Partner status is also important. We have written about Centrelink’s definition of relationships previously. Steven mentioned a recent client who had just married his partner. But they had been in relationship for many years, although each lived in their separate family homes. In Centrelink’s eyes, this makes one of these houses an investment property and the new spouse was technically not ‘single’ while receiving a single Age Pension payment. This client and his new wife are now facing a very difficult discussion with Centrelink and they could be made to repay funds. Sadly, this was probably avoidable, but they simply didn’t understand the ‘fine print’.

Other benefits

Apart from the above-mentioned benefits of the Age Pension, concession cards and super concessions, there are quite a few other entitlements that are yours to claim if you wish. Many of these are associated with state-issued seniors cards. Benefits include travel and transport discounts, cinema discounts and some pharmaceutical benefits. Certain travel organisations will encourage mid-week seniors visits whilst some supermarkets, optometrists and hearing specialists also offer discounts to those aged 60 and over. But remember, you’ll need to speak up to claim them.

How can we help you?

Circumstances vary enormously for older Australians. Some have substantial savings and are well-supported by financial professionals such as accountants and planners.

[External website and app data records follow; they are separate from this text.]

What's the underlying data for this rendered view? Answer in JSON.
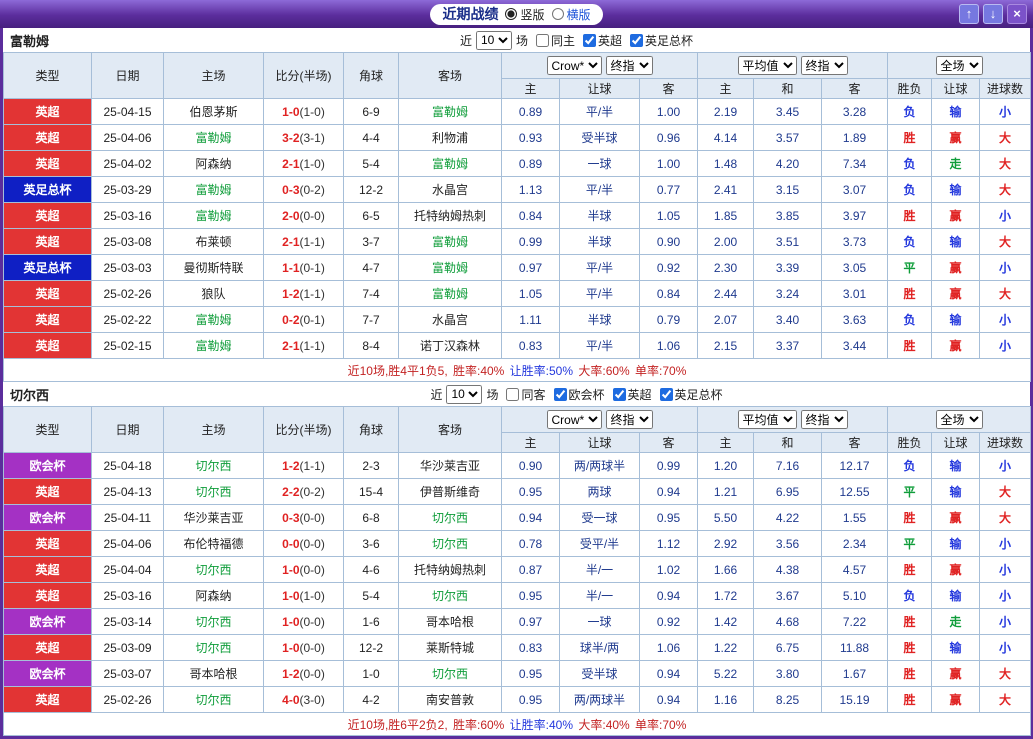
{
  "header": {
    "title": "近期战绩",
    "view_options": [
      {
        "label": "竖版",
        "selected": true
      },
      {
        "label": "横版",
        "selected": false
      }
    ],
    "window_buttons": {
      "up": "↑",
      "down": "↓",
      "close": "×"
    }
  },
  "colors": {
    "league": {
      "英超": "#e23434",
      "英足总杯": "#0f1fc4",
      "欧会杯": "#a431c4"
    },
    "result": {
      "胜": "#e02222",
      "平": "#0f9d3a",
      "负": "#2438dd",
      "赢": "#e02222",
      "走": "#0f9d3a",
      "输": "#2438dd",
      "大": "#e02222",
      "小": "#2438dd"
    },
    "team_highlight": "#0f9d3a"
  },
  "table_header": {
    "static_cols": [
      "类型",
      "日期",
      "主场",
      "比分(半场)",
      "角球",
      "客场"
    ],
    "group1": {
      "selects": [
        "Crow*",
        "终指"
      ],
      "cols": [
        "主",
        "让球",
        "客"
      ]
    },
    "group2": {
      "selects": [
        "平均值",
        "终指"
      ],
      "cols": [
        "主",
        "和",
        "客"
      ]
    },
    "group3": {
      "selects": [
        "全场"
      ],
      "cols": [
        "胜负",
        "让球",
        "进球数"
      ]
    }
  },
  "row_fields": [
    "league",
    "date",
    "home",
    "score",
    "half_score",
    "corners",
    "away",
    "ah_home",
    "ah_line",
    "ah_away",
    "eu_home",
    "eu_draw",
    "eu_away",
    "result_wdl",
    "result_handicap",
    "result_goals"
  ],
  "sections": [
    {
      "team": "富勒姆",
      "filter": {
        "prefix": "近",
        "count": "10",
        "suffix": "场",
        "checkboxes": [
          {
            "label": "同主",
            "checked": false
          },
          {
            "label": "英超",
            "checked": true
          },
          {
            "label": "英足总杯",
            "checked": true
          }
        ]
      },
      "rows": [
        [
          "英超",
          "25-04-15",
          "伯恩茅斯",
          "1-0",
          "(1-0)",
          "6-9",
          "富勒姆",
          "0.89",
          "平/半",
          "1.00",
          "2.19",
          "3.45",
          "3.28",
          "负",
          "输",
          "小"
        ],
        [
          "英超",
          "25-04-06",
          "富勒姆",
          "3-2",
          "(3-1)",
          "4-4",
          "利物浦",
          "0.93",
          "受半球",
          "0.96",
          "4.14",
          "3.57",
          "1.89",
          "胜",
          "赢",
          "大"
        ],
        [
          "英超",
          "25-04-02",
          "阿森纳",
          "2-1",
          "(1-0)",
          "5-4",
          "富勒姆",
          "0.89",
          "一球",
          "1.00",
          "1.48",
          "4.20",
          "7.34",
          "负",
          "走",
          "大"
        ],
        [
          "英足总杯",
          "25-03-29",
          "富勒姆",
          "0-3",
          "(0-2)",
          "12-2",
          "水晶宫",
          "1.13",
          "平/半",
          "0.77",
          "2.41",
          "3.15",
          "3.07",
          "负",
          "输",
          "大"
        ],
        [
          "英超",
          "25-03-16",
          "富勒姆",
          "2-0",
          "(0-0)",
          "6-5",
          "托特纳姆热刺",
          "0.84",
          "半球",
          "1.05",
          "1.85",
          "3.85",
          "3.97",
          "胜",
          "赢",
          "小"
        ],
        [
          "英超",
          "25-03-08",
          "布莱顿",
          "2-1",
          "(1-1)",
          "3-7",
          "富勒姆",
          "0.99",
          "半球",
          "0.90",
          "2.00",
          "3.51",
          "3.73",
          "负",
          "输",
          "大"
        ],
        [
          "英足总杯",
          "25-03-03",
          "曼彻斯特联",
          "1-1",
          "(0-1)",
          "4-7",
          "富勒姆",
          "0.97",
          "平/半",
          "0.92",
          "2.30",
          "3.39",
          "3.05",
          "平",
          "赢",
          "小"
        ],
        [
          "英超",
          "25-02-26",
          "狼队",
          "1-2",
          "(1-1)",
          "7-4",
          "富勒姆",
          "1.05",
          "平/半",
          "0.84",
          "2.44",
          "3.24",
          "3.01",
          "胜",
          "赢",
          "大"
        ],
        [
          "英超",
          "25-02-22",
          "富勒姆",
          "0-2",
          "(0-1)",
          "7-7",
          "水晶宫",
          "1.11",
          "半球",
          "0.79",
          "2.07",
          "3.40",
          "3.63",
          "负",
          "输",
          "小"
        ],
        [
          "英超",
          "25-02-15",
          "富勒姆",
          "2-1",
          "(1-1)",
          "8-4",
          "诺丁汉森林",
          "0.83",
          "平/半",
          "1.06",
          "2.15",
          "3.37",
          "3.44",
          "胜",
          "赢",
          "小"
        ]
      ],
      "summary": [
        {
          "text": "近10场,胜4平1负5, ",
          "color": "#c32222"
        },
        {
          "text": "胜率:40% ",
          "color": "#c32222"
        },
        {
          "text": "让胜率:50% ",
          "color": "#2438dd"
        },
        {
          "text": "大率:60% ",
          "color": "#c32222"
        },
        {
          "text": "单率:70%",
          "color": "#c32222"
        }
      ]
    },
    {
      "team": "切尔西",
      "filter": {
        "prefix": "近",
        "count": "10",
        "suffix": "场",
        "checkboxes": [
          {
            "label": "同客",
            "checked": false
          },
          {
            "label": "欧会杯",
            "checked": true
          },
          {
            "label": "英超",
            "checked": true
          },
          {
            "label": "英足总杯",
            "checked": true
          }
        ]
      },
      "rows": [
        [
          "欧会杯",
          "25-04-18",
          "切尔西",
          "1-2",
          "(1-1)",
          "2-3",
          "华沙莱吉亚",
          "0.90",
          "两/两球半",
          "0.99",
          "1.20",
          "7.16",
          "12.17",
          "负",
          "输",
          "小"
        ],
        [
          "英超",
          "25-04-13",
          "切尔西",
          "2-2",
          "(0-2)",
          "15-4",
          "伊普斯维奇",
          "0.95",
          "两球",
          "0.94",
          "1.21",
          "6.95",
          "12.55",
          "平",
          "输",
          "大"
        ],
        [
          "欧会杯",
          "25-04-11",
          "华沙莱吉亚",
          "0-3",
          "(0-0)",
          "6-8",
          "切尔西",
          "0.94",
          "受一球",
          "0.95",
          "5.50",
          "4.22",
          "1.55",
          "胜",
          "赢",
          "大"
        ],
        [
          "英超",
          "25-04-06",
          "布伦特福德",
          "0-0",
          "(0-0)",
          "3-6",
          "切尔西",
          "0.78",
          "受平/半",
          "1.12",
          "2.92",
          "3.56",
          "2.34",
          "平",
          "输",
          "小"
        ],
        [
          "英超",
          "25-04-04",
          "切尔西",
          "1-0",
          "(0-0)",
          "4-6",
          "托特纳姆热刺",
          "0.87",
          "半/一",
          "1.02",
          "1.66",
          "4.38",
          "4.57",
          "胜",
          "赢",
          "小"
        ],
        [
          "英超",
          "25-03-16",
          "阿森纳",
          "1-0",
          "(1-0)",
          "5-4",
          "切尔西",
          "0.95",
          "半/一",
          "0.94",
          "1.72",
          "3.67",
          "5.10",
          "负",
          "输",
          "小"
        ],
        [
          "欧会杯",
          "25-03-14",
          "切尔西",
          "1-0",
          "(0-0)",
          "1-6",
          "哥本哈根",
          "0.97",
          "一球",
          "0.92",
          "1.42",
          "4.68",
          "7.22",
          "胜",
          "走",
          "小"
        ],
        [
          "英超",
          "25-03-09",
          "切尔西",
          "1-0",
          "(0-0)",
          "12-2",
          "莱斯特城",
          "0.83",
          "球半/两",
          "1.06",
          "1.22",
          "6.75",
          "11.88",
          "胜",
          "输",
          "小"
        ],
        [
          "欧会杯",
          "25-03-07",
          "哥本哈根",
          "1-2",
          "(0-0)",
          "1-0",
          "切尔西",
          "0.95",
          "受半球",
          "0.94",
          "5.22",
          "3.80",
          "1.67",
          "胜",
          "赢",
          "大"
        ],
        [
          "英超",
          "25-02-26",
          "切尔西",
          "4-0",
          "(3-0)",
          "4-2",
          "南安普敦",
          "0.95",
          "两/两球半",
          "0.94",
          "1.16",
          "8.25",
          "15.19",
          "胜",
          "赢",
          "大"
        ]
      ],
      "summary": [
        {
          "text": "近10场,胜6平2负2, ",
          "color": "#c32222"
        },
        {
          "text": "胜率:60% ",
          "color": "#c32222"
        },
        {
          "text": "让胜率:40% ",
          "color": "#2438dd"
        },
        {
          "text": "大率:40% ",
          "color": "#c32222"
        },
        {
          "text": "单率:70%",
          "color": "#c32222"
        }
      ]
    }
  ]
}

But that doesn’t mean it’s not helpful to have an independent source of information, updates and reminders in your email inbox every week, letting you know of any changes or possible strategies that may be of use. It’s worth checking our weekly enewsletters to ensure you’re up to date.

Separately the majority of retirees and pre-retirees will need to interact with government services well before they retire. Retirement Essentials provides a suite of affordable, bite-sized advice consultations for such members. Here’s some of what we can do for you in a guided review of your income possibilities:

What’s your situation?

Do you feel on top of all your entitlements?

Or are you concerned you may be missing out?